Work order. Below are the records; restate all of them word for word.

Interface dataset entries

--- --- ---

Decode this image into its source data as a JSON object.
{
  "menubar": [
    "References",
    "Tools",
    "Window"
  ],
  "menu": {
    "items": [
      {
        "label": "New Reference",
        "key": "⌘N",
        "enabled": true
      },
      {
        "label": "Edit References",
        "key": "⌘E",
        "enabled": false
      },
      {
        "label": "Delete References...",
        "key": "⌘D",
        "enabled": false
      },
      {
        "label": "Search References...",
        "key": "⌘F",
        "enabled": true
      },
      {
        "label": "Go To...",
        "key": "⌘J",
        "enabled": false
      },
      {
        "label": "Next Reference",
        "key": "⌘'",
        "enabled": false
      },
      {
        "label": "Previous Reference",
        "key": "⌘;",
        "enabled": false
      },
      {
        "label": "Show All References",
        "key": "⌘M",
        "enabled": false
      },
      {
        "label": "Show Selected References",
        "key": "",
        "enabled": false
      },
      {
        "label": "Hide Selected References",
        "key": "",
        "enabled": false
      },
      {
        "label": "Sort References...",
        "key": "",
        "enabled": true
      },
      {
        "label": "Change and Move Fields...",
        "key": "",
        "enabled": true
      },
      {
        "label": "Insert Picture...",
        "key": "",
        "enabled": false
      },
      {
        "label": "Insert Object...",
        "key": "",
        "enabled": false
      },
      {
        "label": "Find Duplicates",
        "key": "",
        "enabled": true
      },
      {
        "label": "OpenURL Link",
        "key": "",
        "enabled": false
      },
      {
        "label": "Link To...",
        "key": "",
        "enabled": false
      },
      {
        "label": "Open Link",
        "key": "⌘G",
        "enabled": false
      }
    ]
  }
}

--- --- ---

Answer section.
Decode this image into its source data as a JSON object.
{
  "menubar": [
    "References",
    "Tools",
    "Window"
  ],
  "menu": {
    "items": [
      {
        "label": "New Reference",
        "key": "⌘N",
        "enabled": true
      },
      {
        "label": "Edit References",
        "key": "⌘E",
        "enabled": false
      },
      {
        "label": "Delete References...",
        "key": "⌘D",
        "enabled": false
      },
      {
        "label": "Search References...",
        "key": "⌘F",
        "enabled": true
      },
      {
        "label": "Go To...",
        "key": "⌘J",
        "enabled": false
      },
      {
        "label": "Next Reference",
        "key": "⌘'",
        "enabled": false
      },
      {
        "label": "Previous Reference",
        "key": "⌘;",
        "enabled": false
      },
      {
        "label": "Show All References",
        "key": "⌘M",
        "enabled": false
      },
      {
        "label": "Show Selected References",
        "key": "",
        "enabled": false
      },
      {
        "label": "Hide Selected References",
        "key": "",
        "enabled": false
      },
      {
        "label": "Sort References...",
        "key": "",
        "enabled": true
      },
      {
        "label": "Change and Move Fields...",
        "key": "",
        "enabled": true
      },
      {
        "label": "Insert Picture...",
        "key": "",
        "enabled": false
      },
      {
        "label": "Insert Object...",
        "key": "",
        "enabled": false
      },
      {
        "label": "Find Duplicates",
        "key": "",
        "enabled": true
      },
      {
        "label": "OpenURL Link",
        "key": "",
        "enabled": false
      },
      {
        "label": "Link To...",
        "key": "",
        "enabled": false
      },
      {
        "label": "Open Link",
        "key": "⌘G",
        "enabled": false
      }
    ]
  }
}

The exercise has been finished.